Global Citizenship Education (GCED) aims to empower learners of all ages to assume active roles, both locally and globally, in building more peaceful, tolerant, inclusive and secure societies. GCED is based on the three domains of learning - cognitive, socio-emotional and behavioural: Cognitive: knowledge and thinking skills necessary to better understand the world and its complexities; Socio-emotional: values, attitudes and social skills that enable learners to develop affectively, psychosocially, and physically and to enable them to live together with others respectfully and peacefully; Behavioural: conduct, performance, practical application and engagement. The key learning outcomes, key learner attributes, topics and learning objectives suggested in GCED are based on the three domains of learning mentioned above. They are interlinked and integrated into the learning process.
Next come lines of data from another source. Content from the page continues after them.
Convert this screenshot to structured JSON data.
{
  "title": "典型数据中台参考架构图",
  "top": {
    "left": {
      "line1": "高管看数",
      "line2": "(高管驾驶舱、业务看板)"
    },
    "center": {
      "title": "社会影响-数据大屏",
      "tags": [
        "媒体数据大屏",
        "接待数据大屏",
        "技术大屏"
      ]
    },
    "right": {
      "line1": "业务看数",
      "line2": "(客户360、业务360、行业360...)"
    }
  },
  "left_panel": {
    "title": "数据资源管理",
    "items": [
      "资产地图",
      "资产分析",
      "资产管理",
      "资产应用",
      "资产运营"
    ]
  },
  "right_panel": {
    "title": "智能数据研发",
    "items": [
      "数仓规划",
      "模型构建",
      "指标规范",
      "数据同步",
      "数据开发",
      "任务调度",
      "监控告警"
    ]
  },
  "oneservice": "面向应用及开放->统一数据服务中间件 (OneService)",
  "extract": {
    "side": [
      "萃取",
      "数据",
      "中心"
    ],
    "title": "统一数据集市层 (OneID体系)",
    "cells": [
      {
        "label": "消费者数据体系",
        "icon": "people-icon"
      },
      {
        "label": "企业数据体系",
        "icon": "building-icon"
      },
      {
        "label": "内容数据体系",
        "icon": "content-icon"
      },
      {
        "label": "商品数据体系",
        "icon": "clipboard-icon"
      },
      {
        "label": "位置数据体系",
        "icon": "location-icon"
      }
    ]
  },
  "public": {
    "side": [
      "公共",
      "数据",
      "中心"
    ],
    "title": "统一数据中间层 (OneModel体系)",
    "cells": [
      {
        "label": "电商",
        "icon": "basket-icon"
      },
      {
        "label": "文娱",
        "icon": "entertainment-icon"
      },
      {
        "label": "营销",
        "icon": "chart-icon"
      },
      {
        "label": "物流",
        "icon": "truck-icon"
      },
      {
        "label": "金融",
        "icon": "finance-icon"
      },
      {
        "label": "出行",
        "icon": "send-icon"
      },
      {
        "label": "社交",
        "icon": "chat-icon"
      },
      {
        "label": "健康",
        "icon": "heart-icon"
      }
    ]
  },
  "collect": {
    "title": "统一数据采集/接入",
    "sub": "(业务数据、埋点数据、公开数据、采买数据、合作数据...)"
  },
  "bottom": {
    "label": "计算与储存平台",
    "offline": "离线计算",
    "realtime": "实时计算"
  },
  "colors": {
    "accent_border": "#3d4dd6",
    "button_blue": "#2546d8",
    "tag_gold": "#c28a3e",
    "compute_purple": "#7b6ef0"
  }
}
While civic education can be seen as education about citizenship, citizenship education is far more concerned with education through citizenship and for citizenship (Kerr, 2002: 216). In contrast to civic education, which focuses very much on education that reinforces the existing structures of government and political culture, citizenship education, as described by Kerr, has the potential to address issues of diversity through the ideal values of citizenship education outlined above. Whether this is achieved depends very much on its implementation (Inglis, 2008: 106).